For the millions of displaced people, the country of their birth is no longer what defines them; instead, their identity is in their homelessness, their lack of a country. There is a deep irony in this obscuring of national identity, in the sense that in many of the more secure countries – the ones the refugees are trying to get to – we are seeing a shift towards a much more fundamental nationalism, a turning inward and away from those who are losing every bit of their own national identity. Broadly speaking, there is the sense that the world is moving in two opposite directions, with many people living their lives in one extreme or the other. Recent political developments around the globe should not surprise us, but they should most definitely challenge us – challenge us to ask the harder questions about our own position on this shifting map, and whether or not we are being swept away by the current of fear.

One of the core values of the Peace Heroes program is its ethos of welcome – the act of turning outwards, of facing the “other” and inviting him or her into our midst with open arms. Peace heroes are those who step over borders and boundaries, those who purposely smudge the lines in an effort to touch the humanity of the person on the other side. Peace heroes are those who are secure enough in who they are to be able to step across the divide without the fear that this extension of welcome will obliterate their identity. Peace heroes are those who overcome their fears for the sake of love. And love – in its essence – is boundless. It has no borders; no stop signs; no inherent law that says “thus far and no further.” On the contrary: the nature of love is to grow, not diminish. Peace heroes are those who understand the worth and value of all life, and who are propelled to action by the desire to restore dignity to a broken world.
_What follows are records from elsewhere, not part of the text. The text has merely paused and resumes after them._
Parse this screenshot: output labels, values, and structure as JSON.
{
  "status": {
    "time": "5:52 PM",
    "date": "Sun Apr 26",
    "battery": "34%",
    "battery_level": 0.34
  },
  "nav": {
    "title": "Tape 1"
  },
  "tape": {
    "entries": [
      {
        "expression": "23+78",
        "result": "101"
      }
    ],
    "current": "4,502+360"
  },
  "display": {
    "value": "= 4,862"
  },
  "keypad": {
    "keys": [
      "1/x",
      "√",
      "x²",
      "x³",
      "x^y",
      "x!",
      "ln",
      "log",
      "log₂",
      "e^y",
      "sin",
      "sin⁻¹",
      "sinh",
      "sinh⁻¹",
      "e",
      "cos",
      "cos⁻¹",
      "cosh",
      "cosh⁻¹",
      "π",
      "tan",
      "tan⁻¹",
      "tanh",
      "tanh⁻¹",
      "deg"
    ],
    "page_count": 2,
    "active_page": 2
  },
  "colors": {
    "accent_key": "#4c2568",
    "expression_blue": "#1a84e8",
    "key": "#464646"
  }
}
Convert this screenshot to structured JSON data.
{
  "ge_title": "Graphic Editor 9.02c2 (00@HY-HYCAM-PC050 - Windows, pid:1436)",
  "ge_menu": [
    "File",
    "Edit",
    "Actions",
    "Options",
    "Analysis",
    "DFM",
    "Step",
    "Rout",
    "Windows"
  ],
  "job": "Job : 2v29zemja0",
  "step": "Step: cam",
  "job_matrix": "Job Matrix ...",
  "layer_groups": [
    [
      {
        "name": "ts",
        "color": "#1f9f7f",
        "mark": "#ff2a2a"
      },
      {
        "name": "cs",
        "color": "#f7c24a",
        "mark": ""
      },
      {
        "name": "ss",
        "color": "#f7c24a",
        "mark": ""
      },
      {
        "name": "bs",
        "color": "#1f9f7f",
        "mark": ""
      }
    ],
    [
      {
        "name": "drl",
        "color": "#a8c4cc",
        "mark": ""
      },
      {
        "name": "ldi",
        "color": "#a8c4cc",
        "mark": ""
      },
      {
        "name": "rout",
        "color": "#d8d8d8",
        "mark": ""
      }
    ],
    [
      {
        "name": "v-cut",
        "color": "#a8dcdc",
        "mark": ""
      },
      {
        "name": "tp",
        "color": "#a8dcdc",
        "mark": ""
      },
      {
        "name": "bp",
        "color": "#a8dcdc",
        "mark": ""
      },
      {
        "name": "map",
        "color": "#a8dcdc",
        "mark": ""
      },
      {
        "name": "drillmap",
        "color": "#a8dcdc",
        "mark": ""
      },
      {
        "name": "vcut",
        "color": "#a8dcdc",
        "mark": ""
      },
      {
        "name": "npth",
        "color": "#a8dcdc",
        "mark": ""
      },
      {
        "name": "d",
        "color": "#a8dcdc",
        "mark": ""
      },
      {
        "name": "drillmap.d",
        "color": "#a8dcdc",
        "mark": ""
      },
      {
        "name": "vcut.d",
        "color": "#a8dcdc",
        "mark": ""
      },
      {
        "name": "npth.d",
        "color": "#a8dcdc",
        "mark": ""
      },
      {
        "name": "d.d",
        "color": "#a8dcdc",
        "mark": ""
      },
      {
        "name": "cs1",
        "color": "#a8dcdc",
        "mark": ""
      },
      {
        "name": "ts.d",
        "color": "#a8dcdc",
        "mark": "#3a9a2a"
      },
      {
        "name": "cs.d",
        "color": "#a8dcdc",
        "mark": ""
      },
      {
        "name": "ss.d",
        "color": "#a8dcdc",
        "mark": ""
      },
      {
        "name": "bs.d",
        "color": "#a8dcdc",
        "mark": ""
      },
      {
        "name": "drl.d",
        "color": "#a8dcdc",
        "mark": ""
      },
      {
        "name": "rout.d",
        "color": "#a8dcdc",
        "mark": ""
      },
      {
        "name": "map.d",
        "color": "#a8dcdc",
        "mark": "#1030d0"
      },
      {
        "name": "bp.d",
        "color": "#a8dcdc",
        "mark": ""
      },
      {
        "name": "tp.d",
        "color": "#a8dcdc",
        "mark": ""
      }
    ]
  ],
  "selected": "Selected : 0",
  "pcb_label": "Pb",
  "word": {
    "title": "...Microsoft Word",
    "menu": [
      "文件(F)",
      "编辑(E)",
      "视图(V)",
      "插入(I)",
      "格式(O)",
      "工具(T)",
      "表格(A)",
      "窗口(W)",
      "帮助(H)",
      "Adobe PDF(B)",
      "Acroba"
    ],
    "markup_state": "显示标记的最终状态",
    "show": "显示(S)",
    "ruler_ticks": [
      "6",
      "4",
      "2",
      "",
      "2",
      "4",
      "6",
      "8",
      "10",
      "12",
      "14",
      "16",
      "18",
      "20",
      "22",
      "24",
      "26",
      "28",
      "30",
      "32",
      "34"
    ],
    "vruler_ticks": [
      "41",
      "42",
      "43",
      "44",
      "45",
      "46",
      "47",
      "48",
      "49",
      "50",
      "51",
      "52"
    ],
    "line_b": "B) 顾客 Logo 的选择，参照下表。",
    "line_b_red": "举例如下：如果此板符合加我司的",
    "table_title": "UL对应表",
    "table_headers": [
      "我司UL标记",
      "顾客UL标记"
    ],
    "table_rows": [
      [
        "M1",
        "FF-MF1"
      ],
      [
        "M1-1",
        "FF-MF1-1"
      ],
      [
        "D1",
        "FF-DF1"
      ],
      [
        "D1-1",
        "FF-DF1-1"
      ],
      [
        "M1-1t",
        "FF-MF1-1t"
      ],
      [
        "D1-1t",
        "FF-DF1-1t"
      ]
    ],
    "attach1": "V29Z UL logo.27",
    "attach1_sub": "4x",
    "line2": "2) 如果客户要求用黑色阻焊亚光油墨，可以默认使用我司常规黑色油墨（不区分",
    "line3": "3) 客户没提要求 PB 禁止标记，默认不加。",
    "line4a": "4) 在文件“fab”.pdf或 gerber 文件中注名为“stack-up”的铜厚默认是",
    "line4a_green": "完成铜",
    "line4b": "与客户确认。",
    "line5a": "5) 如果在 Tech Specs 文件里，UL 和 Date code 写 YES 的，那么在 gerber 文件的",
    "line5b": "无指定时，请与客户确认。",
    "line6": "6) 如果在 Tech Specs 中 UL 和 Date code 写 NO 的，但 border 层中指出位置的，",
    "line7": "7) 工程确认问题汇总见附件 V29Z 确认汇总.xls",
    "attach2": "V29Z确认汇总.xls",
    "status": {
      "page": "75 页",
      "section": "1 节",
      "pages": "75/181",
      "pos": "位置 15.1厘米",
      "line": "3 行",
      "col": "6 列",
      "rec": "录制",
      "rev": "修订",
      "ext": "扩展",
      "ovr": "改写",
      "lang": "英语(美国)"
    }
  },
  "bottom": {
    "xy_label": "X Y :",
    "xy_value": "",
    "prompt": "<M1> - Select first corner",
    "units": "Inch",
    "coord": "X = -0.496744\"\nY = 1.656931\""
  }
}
We teach the students about peace heroes because we want to challenge them to become such heroes themselves. But it is a meaningless endeavor if we do not take up the challenge ourselves. It is not easy to choose the way of peace – it requires a constant questioning of our own fears and persistent awareness of the struggles and hardships of the people around us. Peace is, by its very nature, outward looking – it desires encounter, seeks the face of the “other,” and says, like Pope Francis, “you are welcome here” to the people it meets along the way. Peace is not for the faint-hearted. To choose a life of radical welcome is to choose, more often than not, the hard work of swimming against the current. But if this is the way to begin restoring all that is broken in our world, then perhaps it is an effort worth making.